### PROBLEM TO SOLVE
The exercise asks you to copy every line below in which "これはA応Pのことではありません" appears.

### TASK MATERIAL
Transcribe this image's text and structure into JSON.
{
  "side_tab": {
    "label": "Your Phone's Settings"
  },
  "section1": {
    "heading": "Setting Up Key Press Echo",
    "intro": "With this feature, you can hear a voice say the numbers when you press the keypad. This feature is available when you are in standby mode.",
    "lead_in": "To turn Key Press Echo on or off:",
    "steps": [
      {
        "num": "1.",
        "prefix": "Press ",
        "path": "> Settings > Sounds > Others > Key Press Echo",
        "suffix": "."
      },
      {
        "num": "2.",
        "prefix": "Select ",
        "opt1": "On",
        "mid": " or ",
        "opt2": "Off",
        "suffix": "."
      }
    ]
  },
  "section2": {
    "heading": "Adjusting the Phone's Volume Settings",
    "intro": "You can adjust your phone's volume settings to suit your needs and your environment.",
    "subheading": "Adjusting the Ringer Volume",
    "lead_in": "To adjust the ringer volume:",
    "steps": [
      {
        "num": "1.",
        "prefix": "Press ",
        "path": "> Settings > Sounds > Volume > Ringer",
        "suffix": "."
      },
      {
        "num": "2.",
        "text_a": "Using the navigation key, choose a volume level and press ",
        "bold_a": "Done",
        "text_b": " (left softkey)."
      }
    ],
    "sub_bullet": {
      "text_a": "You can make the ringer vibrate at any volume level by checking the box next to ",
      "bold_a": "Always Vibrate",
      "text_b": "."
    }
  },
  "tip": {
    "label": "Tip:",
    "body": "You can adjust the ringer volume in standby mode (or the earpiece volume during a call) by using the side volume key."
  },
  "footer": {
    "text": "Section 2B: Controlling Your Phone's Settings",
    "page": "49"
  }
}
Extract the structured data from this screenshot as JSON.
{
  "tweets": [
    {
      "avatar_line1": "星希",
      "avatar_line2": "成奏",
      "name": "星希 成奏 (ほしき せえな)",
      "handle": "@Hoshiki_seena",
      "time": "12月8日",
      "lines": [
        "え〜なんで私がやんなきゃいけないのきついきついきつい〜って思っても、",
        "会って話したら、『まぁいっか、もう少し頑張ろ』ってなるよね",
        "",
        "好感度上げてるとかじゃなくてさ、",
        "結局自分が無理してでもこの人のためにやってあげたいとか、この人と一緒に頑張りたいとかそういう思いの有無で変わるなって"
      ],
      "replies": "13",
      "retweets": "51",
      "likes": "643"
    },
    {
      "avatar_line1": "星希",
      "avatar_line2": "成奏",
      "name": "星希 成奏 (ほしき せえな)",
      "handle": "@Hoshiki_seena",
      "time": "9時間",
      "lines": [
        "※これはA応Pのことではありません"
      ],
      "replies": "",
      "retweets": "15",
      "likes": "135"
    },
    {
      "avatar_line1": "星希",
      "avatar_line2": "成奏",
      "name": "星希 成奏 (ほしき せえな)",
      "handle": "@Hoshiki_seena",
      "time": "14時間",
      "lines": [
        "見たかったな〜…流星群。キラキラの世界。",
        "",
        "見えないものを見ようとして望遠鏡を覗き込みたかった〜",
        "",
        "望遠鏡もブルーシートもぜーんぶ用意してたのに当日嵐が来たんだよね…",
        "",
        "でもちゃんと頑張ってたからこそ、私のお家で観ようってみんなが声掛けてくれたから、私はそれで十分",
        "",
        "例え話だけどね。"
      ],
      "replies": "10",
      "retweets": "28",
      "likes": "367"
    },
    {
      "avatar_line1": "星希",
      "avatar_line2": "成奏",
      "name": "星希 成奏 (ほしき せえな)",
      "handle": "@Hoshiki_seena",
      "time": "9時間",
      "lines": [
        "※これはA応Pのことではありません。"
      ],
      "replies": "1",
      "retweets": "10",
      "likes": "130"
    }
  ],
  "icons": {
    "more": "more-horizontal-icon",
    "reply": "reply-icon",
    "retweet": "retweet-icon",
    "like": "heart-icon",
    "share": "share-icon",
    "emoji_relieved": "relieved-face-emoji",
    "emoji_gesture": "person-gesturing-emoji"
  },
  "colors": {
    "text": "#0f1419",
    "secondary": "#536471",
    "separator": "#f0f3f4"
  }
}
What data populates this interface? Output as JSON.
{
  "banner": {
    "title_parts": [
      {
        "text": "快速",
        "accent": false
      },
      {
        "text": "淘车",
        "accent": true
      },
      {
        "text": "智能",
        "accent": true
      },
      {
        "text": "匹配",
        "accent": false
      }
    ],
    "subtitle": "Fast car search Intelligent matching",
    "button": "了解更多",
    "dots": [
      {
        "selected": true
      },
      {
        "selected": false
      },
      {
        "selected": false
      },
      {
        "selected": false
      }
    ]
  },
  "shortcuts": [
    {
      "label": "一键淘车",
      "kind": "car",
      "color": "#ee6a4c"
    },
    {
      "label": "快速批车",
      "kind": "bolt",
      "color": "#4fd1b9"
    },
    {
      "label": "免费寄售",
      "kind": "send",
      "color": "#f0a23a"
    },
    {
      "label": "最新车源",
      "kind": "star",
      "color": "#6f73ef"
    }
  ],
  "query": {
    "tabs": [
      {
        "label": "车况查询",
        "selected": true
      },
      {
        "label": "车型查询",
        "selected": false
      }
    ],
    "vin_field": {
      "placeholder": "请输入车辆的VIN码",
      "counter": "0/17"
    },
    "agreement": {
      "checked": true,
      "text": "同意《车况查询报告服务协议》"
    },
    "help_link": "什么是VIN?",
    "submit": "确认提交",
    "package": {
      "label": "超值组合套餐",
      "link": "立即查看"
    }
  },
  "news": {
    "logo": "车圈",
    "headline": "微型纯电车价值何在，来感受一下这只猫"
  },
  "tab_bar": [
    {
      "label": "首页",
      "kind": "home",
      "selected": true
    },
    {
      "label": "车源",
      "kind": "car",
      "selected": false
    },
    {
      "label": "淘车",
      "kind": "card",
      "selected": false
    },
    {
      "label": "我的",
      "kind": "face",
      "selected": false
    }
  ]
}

### RESULT BELOW
        "※これはA応Pのことではありません"
        "※これはA応Pのことではありません。"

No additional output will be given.